Abstract 13848: Low Birth Weight is Associated With Higher Blood Pressure Variability From Childhood to Adulthood: The Bogalusa Heart Study
Introduction: Low birth weight is well known to be associated with elevated blood pressure (BP) levels later in life. This study tested the hypothesis that low birth weight is predictive of increased long-term BP variability from childhood to adulthood independently of BP levels.
Methods: The study cohort consisted of 1454 subjects (939 whites and 515 blacks; age=21-50 years). BP variability was depicted as standard deviation (SD) and deviation (Dev) from age-predicted values using 6 serial BP measurements from childhood to adulthood since 1973.
Results: Blacks and males showed significantly greater BP variability than whites and females, respectively; blacks had significantly lower birth weight than whites. After adjusting for race, sex, age and gestational length, birth weight was significantly and negatively associated with adulthood BP levels (the last measurement), long-term BP levels from childhood to adulthood and rate of change, but not with childhood BP levels (the first measurement). Importantly, low birth weight was significantly associated with increased BP variability in terms of SD and Dev, and the race-birth weight interaction was not significant.

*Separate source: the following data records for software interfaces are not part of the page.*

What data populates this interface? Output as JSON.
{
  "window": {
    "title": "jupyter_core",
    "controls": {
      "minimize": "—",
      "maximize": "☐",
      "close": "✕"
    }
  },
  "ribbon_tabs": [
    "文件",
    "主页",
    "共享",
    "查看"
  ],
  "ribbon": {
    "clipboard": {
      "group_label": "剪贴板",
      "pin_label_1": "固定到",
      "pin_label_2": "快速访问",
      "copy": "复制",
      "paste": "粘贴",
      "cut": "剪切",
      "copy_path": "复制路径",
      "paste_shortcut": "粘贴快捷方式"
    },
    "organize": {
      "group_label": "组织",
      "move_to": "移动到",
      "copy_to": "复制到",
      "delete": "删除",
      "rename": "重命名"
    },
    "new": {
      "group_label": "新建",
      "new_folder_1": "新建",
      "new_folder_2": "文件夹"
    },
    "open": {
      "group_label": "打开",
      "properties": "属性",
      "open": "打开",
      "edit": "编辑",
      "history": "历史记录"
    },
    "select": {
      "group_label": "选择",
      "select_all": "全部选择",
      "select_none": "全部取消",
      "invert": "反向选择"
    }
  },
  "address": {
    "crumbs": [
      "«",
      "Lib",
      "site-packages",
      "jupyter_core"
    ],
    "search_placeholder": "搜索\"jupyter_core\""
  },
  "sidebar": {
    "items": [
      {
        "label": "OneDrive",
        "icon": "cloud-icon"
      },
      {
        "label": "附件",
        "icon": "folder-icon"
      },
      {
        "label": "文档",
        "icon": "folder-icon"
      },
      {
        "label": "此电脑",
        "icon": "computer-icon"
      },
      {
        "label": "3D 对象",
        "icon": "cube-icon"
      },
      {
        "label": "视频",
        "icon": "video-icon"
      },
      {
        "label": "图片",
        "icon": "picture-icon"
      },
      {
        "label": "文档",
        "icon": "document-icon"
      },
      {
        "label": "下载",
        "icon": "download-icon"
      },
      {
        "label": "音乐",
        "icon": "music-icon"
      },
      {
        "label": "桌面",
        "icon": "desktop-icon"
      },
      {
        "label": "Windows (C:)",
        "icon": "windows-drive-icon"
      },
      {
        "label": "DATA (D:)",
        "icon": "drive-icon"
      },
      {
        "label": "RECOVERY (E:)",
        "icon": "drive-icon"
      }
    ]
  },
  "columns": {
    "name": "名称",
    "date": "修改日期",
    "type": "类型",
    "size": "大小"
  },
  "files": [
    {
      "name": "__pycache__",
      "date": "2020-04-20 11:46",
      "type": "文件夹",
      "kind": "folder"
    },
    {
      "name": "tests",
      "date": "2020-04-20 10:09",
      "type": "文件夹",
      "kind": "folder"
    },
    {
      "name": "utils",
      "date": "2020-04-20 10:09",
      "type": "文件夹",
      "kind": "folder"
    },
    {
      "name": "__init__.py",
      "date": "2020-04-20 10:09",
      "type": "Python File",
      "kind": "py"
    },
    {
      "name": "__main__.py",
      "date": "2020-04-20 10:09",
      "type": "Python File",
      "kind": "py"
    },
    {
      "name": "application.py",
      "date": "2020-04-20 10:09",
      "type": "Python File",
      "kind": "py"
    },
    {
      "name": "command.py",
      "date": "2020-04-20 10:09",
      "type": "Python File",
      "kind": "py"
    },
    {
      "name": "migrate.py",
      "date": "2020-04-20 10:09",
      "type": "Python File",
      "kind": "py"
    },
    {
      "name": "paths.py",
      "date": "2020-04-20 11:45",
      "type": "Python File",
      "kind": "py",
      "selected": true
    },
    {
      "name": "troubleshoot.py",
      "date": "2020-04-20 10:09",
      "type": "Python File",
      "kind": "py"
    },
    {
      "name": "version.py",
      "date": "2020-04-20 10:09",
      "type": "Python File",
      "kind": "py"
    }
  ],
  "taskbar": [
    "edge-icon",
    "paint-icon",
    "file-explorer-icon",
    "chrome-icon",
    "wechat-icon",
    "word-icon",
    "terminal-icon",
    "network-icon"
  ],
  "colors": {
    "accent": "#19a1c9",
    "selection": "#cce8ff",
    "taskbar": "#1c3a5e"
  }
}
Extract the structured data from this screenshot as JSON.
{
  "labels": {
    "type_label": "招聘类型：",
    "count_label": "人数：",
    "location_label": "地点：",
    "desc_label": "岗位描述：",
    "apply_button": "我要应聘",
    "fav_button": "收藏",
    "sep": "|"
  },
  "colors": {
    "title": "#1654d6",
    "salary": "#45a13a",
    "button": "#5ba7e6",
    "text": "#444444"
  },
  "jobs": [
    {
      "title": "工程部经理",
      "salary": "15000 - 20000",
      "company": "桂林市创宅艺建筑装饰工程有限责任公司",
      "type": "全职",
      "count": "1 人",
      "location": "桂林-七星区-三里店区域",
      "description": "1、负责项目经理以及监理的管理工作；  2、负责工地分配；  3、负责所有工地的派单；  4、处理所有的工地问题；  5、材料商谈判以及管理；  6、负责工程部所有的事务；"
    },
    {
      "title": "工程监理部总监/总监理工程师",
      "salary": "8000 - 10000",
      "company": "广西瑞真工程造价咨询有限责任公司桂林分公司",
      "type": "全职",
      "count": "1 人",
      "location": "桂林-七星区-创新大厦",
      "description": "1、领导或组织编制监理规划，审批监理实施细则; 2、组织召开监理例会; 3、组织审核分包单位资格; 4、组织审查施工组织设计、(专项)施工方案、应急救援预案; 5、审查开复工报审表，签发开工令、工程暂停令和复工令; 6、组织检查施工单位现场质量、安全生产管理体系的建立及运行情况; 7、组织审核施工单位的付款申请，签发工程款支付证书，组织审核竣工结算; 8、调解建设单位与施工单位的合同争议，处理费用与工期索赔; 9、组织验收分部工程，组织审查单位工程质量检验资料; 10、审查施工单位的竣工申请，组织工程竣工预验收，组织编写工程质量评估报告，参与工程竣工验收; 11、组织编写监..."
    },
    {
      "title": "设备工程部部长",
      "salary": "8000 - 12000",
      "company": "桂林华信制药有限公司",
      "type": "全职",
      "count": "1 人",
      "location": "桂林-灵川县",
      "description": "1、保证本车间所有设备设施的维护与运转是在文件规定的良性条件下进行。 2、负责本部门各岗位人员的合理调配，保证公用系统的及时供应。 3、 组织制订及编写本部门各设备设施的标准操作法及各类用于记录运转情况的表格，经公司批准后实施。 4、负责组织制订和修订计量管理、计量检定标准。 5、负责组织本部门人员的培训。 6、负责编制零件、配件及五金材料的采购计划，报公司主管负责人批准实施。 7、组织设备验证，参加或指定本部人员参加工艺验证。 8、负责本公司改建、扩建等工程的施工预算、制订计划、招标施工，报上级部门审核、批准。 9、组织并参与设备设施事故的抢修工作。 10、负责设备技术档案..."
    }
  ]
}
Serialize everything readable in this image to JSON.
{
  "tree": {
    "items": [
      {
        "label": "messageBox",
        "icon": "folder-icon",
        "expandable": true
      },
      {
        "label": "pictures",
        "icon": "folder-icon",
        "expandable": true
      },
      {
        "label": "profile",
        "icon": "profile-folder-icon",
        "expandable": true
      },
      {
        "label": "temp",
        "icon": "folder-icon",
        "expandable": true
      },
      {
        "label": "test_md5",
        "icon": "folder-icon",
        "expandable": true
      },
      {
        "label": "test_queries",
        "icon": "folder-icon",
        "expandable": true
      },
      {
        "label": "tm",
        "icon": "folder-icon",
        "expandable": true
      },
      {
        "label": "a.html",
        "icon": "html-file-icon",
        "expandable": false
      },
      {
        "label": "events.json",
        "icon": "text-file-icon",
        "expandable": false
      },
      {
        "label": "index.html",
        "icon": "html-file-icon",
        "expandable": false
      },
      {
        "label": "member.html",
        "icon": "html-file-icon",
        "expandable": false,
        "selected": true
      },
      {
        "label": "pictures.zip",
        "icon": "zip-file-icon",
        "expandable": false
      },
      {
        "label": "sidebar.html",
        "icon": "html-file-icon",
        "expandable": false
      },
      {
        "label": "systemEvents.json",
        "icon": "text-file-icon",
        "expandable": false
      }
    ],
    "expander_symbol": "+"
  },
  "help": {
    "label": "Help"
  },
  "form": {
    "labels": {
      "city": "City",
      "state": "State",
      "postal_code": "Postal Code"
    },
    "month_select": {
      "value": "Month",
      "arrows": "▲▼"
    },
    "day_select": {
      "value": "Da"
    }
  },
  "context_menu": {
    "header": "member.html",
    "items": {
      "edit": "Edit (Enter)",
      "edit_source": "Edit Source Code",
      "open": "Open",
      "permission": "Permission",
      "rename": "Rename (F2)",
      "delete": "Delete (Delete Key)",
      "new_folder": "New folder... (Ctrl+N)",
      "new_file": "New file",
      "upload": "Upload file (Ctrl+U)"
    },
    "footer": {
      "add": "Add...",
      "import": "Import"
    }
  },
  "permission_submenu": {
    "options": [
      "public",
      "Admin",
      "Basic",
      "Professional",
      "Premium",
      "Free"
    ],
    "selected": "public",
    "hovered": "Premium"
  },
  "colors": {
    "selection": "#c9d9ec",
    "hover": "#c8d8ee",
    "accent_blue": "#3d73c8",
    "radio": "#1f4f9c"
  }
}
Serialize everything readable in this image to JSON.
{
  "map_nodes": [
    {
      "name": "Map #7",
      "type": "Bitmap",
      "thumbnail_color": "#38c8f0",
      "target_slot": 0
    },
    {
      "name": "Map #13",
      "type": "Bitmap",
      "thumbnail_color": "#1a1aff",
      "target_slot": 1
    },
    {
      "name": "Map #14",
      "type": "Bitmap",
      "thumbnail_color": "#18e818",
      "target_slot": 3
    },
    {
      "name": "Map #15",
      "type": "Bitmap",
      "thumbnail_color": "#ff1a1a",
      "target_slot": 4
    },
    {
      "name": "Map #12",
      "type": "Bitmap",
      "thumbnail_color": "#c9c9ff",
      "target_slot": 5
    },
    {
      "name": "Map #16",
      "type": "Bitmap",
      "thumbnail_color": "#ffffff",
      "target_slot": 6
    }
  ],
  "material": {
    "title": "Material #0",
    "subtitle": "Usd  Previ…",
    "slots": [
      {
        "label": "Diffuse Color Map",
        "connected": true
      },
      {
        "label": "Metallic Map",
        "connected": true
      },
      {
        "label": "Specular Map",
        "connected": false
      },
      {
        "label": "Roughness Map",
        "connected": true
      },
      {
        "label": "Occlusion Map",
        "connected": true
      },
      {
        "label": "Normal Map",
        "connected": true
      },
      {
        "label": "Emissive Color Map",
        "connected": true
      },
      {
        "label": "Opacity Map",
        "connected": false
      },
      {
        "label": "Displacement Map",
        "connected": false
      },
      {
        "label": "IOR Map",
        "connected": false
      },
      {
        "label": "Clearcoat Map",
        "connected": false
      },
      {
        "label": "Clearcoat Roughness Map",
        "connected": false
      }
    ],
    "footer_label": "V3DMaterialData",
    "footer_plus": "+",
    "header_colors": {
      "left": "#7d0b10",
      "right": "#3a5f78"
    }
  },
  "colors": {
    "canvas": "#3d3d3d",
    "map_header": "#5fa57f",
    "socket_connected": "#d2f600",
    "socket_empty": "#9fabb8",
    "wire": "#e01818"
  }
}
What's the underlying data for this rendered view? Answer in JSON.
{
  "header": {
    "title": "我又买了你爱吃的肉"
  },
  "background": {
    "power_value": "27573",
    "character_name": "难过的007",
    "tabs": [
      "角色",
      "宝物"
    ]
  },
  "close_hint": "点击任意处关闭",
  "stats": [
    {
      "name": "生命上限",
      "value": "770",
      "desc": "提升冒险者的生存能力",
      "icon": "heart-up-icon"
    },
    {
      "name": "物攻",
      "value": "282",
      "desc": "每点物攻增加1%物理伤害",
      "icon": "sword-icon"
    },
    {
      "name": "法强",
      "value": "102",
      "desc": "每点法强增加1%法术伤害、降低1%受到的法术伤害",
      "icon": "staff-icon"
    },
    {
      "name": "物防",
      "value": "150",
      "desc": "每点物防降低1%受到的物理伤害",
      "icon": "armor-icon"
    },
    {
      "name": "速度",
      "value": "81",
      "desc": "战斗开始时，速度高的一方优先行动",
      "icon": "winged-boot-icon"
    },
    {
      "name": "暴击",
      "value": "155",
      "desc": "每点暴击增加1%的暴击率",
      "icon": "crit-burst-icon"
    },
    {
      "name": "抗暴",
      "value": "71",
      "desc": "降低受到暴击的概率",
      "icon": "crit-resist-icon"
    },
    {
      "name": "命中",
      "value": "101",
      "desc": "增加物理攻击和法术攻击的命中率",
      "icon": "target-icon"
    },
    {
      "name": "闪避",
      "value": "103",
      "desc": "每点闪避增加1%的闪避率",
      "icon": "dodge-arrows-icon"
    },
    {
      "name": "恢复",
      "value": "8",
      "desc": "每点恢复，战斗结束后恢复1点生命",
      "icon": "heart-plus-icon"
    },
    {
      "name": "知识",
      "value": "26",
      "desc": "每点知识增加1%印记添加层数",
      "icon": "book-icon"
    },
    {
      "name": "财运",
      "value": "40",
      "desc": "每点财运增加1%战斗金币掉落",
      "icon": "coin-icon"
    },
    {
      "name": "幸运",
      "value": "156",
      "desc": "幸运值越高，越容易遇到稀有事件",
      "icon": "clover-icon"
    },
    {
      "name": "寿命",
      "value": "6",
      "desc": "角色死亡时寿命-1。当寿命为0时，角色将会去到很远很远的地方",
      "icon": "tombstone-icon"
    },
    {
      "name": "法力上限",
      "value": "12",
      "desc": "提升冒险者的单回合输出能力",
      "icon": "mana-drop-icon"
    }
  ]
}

In the combined sample of blacks and whites, as measured by the regression coefficients, 1 kg of lower birth weight was associated with 0.43 mmHg increase in SD of systolic BP (p=0.023), 0.55 mmHg increase in SD of diastolic BP (p=0.002), 0.17 mmHg increase in Dev of systolic BP (p=0.046) and 0.23 mmHg increase in Dev of diastolic BP (p=0.003) when adjusting for covariates and long-term BP levels from childhood to adulthood. Furthermore, adjustment for current body mass index yielded considerably stronger birth weight-BP level association, but did not affect birth weight-BP variability associations substantially.
Conclusions: These findings suggest that birth weight affects not only BP levels, but also the magnitude of within-individual BP fluctuations over time that reflect response of environmental stimulus, thereby providing additional evidence for the role of fetal programming in the relationship between the burden of unhealthy lifestyle behaviors and the regulation of BP throughout the life course.
- © 2011 by American Heart Association, Inc.